Macomb CountyDecember 21, 2013
Youth receive life lessons from prominent community members
By Nick Mordowanec
C & G Staff Writer
In a complicated world, there are convoluted problems, so sometimes it takes a token of wisdom to provide stability.
That was the message being delivered at Justice Day, a community outreach event attended by more than 200 at-risk students from eight different school districts.
The event was hosted by Michigan Schools and Government Credit Union (MSGCU) in conjunction with the Macomb Intermediate School District, and it took place at the MISD in Clinton Township.
The speakers included Judge Linda Davis, Judge Carrie Fuca, Judge Antonio Viviano, Macomb County Sheriff Anthony Wickersham, Brenda Romanchik, Cooley Law School Professor Monica Nuckolls, Lou Fazzini, David Joseph and officers from Macomb County’s K-9 Division.
“It was a community outreach program because we work with schools and government, so we kind of thought, ‘How do we bring schools and government together?’” said Shannon McIntosh, consumer education specialist at MSGCU. “We thought about choices and consequences that high school students go through. A lot of judges say, a lot of times, it’s different today, like doing something stupid and having a record for it.”
The event, a day-long foray into the professions and duties of the numerous guest speakers, was a way for at-risk youth to become acclimated on what separates a good decision from a bad one.

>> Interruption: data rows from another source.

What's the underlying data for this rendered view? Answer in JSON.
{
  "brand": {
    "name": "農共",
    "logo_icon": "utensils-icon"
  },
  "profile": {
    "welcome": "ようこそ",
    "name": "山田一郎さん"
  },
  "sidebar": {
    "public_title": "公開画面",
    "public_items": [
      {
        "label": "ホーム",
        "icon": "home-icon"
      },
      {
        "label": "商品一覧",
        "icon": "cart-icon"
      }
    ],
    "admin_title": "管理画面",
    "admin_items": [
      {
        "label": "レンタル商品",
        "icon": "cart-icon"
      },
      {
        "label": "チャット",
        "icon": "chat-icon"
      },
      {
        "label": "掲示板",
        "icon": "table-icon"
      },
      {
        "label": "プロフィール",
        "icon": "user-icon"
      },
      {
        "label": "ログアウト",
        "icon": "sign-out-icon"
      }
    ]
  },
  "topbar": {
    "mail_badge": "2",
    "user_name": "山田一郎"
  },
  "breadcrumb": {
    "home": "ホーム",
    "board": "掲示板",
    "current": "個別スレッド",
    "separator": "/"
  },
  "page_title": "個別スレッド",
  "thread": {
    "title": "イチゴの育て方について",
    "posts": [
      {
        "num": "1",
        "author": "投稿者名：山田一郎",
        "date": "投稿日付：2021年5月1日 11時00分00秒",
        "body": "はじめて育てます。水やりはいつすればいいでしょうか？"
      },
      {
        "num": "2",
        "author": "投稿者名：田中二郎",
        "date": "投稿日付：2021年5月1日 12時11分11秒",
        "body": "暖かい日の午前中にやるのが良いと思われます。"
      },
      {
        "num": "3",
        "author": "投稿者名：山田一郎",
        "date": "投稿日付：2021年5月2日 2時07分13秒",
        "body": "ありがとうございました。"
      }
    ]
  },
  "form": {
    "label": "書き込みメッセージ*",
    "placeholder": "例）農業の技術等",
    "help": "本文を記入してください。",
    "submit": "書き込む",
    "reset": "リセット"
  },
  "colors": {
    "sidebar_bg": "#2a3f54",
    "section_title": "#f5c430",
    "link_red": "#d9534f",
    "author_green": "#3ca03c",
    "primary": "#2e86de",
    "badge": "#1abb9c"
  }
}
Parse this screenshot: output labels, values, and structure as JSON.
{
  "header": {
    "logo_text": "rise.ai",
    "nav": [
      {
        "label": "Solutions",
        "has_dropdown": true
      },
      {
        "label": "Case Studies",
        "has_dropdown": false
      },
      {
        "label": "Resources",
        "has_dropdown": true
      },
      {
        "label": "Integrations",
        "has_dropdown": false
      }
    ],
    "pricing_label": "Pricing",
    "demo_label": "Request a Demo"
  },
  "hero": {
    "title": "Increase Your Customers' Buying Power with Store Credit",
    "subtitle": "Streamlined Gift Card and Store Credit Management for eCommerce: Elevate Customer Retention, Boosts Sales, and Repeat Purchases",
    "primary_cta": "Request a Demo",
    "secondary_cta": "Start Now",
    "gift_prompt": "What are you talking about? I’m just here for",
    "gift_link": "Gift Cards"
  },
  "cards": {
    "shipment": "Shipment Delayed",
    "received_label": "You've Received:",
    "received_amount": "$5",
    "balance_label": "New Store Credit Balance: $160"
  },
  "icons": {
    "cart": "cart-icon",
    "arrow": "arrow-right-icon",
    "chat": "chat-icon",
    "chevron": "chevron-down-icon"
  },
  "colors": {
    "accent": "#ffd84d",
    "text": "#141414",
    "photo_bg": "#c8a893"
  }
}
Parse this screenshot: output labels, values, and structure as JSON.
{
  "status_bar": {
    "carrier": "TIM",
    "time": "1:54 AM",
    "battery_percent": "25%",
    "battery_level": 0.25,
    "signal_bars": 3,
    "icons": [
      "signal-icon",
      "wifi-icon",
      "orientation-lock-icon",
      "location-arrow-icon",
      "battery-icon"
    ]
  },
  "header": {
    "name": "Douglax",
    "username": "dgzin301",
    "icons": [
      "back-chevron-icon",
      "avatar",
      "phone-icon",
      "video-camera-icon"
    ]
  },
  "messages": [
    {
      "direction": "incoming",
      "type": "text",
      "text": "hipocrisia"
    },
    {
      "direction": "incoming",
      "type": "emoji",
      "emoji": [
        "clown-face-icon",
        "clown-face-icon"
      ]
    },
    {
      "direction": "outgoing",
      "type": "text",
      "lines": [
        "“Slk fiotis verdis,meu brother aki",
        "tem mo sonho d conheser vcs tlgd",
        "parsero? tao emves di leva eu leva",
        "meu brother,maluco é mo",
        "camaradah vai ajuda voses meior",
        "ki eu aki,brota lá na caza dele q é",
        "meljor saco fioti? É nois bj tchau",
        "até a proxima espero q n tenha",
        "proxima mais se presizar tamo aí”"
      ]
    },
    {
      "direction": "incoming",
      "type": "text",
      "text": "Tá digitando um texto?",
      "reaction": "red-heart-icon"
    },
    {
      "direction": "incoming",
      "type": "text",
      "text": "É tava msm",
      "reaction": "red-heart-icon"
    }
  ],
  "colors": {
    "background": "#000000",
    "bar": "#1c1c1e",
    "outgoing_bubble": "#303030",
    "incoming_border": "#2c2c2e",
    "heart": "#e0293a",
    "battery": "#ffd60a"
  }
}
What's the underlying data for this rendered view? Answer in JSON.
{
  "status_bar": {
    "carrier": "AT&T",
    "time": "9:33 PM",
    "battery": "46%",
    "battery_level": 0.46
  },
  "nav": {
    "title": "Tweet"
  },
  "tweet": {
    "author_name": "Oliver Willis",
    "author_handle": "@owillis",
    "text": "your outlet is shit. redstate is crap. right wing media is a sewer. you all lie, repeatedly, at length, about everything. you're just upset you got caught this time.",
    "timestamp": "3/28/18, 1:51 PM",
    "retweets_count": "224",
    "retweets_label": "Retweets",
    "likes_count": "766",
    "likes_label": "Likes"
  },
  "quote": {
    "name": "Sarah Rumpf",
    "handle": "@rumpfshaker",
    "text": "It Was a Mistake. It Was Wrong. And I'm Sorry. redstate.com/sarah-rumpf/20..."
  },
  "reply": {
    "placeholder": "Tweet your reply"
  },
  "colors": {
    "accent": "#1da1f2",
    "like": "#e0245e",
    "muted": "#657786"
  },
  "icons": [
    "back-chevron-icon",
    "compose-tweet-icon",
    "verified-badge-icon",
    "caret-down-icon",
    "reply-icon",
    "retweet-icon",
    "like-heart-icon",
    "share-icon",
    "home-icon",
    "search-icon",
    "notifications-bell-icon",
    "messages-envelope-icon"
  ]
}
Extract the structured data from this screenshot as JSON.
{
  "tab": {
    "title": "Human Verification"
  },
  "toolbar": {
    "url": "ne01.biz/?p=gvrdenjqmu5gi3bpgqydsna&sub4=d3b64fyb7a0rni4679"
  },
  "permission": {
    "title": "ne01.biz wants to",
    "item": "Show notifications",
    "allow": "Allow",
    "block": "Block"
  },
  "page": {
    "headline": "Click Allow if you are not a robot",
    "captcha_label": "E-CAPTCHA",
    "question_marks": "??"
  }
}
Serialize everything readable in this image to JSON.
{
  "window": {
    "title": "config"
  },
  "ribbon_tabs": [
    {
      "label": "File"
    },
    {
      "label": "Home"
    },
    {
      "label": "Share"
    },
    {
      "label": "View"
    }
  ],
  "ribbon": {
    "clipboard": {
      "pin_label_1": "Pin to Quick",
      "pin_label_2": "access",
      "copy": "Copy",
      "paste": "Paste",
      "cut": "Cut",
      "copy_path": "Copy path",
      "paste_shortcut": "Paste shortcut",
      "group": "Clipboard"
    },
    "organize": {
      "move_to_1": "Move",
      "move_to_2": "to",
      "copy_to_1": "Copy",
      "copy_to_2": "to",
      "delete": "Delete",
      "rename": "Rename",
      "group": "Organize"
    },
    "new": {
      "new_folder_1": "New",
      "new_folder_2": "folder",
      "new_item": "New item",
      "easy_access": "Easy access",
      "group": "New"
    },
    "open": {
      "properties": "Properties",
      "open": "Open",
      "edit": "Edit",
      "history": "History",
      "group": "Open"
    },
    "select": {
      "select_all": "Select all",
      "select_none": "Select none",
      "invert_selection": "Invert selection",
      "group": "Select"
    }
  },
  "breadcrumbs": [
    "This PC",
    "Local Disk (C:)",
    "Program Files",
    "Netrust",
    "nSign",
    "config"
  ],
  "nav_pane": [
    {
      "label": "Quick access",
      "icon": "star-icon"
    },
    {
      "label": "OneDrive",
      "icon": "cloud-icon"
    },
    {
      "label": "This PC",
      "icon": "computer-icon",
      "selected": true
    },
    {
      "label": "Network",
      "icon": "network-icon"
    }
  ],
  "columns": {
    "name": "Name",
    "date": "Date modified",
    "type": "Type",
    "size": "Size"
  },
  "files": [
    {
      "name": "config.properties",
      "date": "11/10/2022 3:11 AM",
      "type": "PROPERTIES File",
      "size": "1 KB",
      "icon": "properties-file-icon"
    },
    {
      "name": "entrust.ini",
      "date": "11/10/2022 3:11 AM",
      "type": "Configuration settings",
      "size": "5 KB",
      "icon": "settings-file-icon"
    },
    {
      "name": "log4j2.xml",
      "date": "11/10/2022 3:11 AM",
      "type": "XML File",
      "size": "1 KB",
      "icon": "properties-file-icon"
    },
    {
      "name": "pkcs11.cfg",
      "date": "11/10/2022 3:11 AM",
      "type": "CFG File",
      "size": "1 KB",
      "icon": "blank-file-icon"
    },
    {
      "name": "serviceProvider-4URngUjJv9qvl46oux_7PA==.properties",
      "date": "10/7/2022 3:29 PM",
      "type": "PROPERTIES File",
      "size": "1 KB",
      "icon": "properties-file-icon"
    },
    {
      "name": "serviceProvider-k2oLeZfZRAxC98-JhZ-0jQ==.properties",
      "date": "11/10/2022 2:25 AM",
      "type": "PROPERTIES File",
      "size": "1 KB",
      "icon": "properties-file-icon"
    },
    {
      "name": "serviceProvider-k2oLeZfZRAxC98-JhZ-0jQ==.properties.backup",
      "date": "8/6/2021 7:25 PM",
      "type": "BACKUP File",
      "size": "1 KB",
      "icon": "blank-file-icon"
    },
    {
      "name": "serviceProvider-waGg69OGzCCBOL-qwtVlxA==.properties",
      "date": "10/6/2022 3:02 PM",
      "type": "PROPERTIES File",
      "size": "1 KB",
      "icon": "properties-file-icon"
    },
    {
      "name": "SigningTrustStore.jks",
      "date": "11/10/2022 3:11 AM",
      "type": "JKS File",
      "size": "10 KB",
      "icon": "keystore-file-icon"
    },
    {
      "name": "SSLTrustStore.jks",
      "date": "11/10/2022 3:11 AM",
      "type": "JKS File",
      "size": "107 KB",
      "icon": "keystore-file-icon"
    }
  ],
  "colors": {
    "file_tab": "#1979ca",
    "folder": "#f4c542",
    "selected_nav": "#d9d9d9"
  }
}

The speakers’ intentions were to inspire the incorrigible and offer an outlet of hope for a better life.
MISD’s chief academic officer, Judy Pritchett, said during the event’s welcome remarks, “Sometimes life throws us curves.”
But at the same time, life also throws fastballs. It’s just up to the youth to make the right choices and have good people in their lives to make such dreams possible.
Viviano was a judge for 18 years, and has been out of the court room for three years now. He was a judge in family court, which included juvenile court, and he was a juvenile drug court judge for five years.
He has seen the good and the bad about the youth in society. He knows that a child’s upbringing can shape a life in negative ways if the parents are unsupportive or have their own issues, although personal decisions have a lot to do with how lives unfold in the path toward success.
“We always gets distorted in our society because we concentrate on the very few that maybe cause us a lot of trouble,” Viviano said. “There are an awful lot of kids that are doing a very fine job making decisions that are positive, constructive, building careers and so forth. Unfortunately, a few kids seem to make decisions that are self-destructive. I don’t know how else to put it. They do things that will not help them prepare for their future, they increase their loneliness and they get into anti-social behavior.
“This kind of program tries to bring to their minds that there are alternatives that they can choose to alleviate some of the suffering they feel in their lives that can be destructive. Hopefully, we’ll reach their minds, which (is what) you have to do.”
Speakers waxed poetic on different topics during Justice Day. Macomb County’s K-9 Division did demonstrations for the kids while various speakers expounded on what can lead to a fruitful life, and what the difference is between right and wrong in the game of life.
Sheriff Wickersham wanted to teach the kids about the dangers of leading a life built on crime, and also inspire those who might decide to pursue a future in the field of law enforcement.
“It’s giving (the youth) an understanding, at least from my perspective, of what we do in the sheriff’s office,” Wickersham said. “It’s geared towards a day in the life of an inmate, from the time arrested to the time of release from jail.
“Anytime I can get an opportunity to get in front of a group of students, I hope that my interaction with them is a positive one. Whether they’re in with the wrong crowd or are thinking about a career in law enforcement, they have a better understanding and direction of where they want to go with their life.”
Brenda Romanchik is the clinical coordinator of Mount Clemens’ Care House, a child advocacy center that deals with suspected sexual or physical abuse of children. The Care House is actually a house, so it presents a calm atmosphere that doesn’t intimidate the kids.
“I’m going to talk about abuse and assault, what the differences are and some of the laws that apply to them,” Romanchik said. “Things like sexting and why it’s important they know about these things, and I think a lot of teenagers have no idea. And they do a lot of things that, it’s just a cool thing to do and don’t know about the legal ramifications.
“A lot of the kids that are at risk for committing crime are also at risk for being victims of crime, so perpetrators often target children and teens who are at risk.”
Deliberated earlier this spring, this is the first such event that has occurred in alliance with the MSGCU, MISD and the assortment of speakers. Events like it offer an outlet for youth, whether responsible or misguided, to realize that answers do exist in life if you try your hardest to find them.
And the biggest message is that life isn’t easy.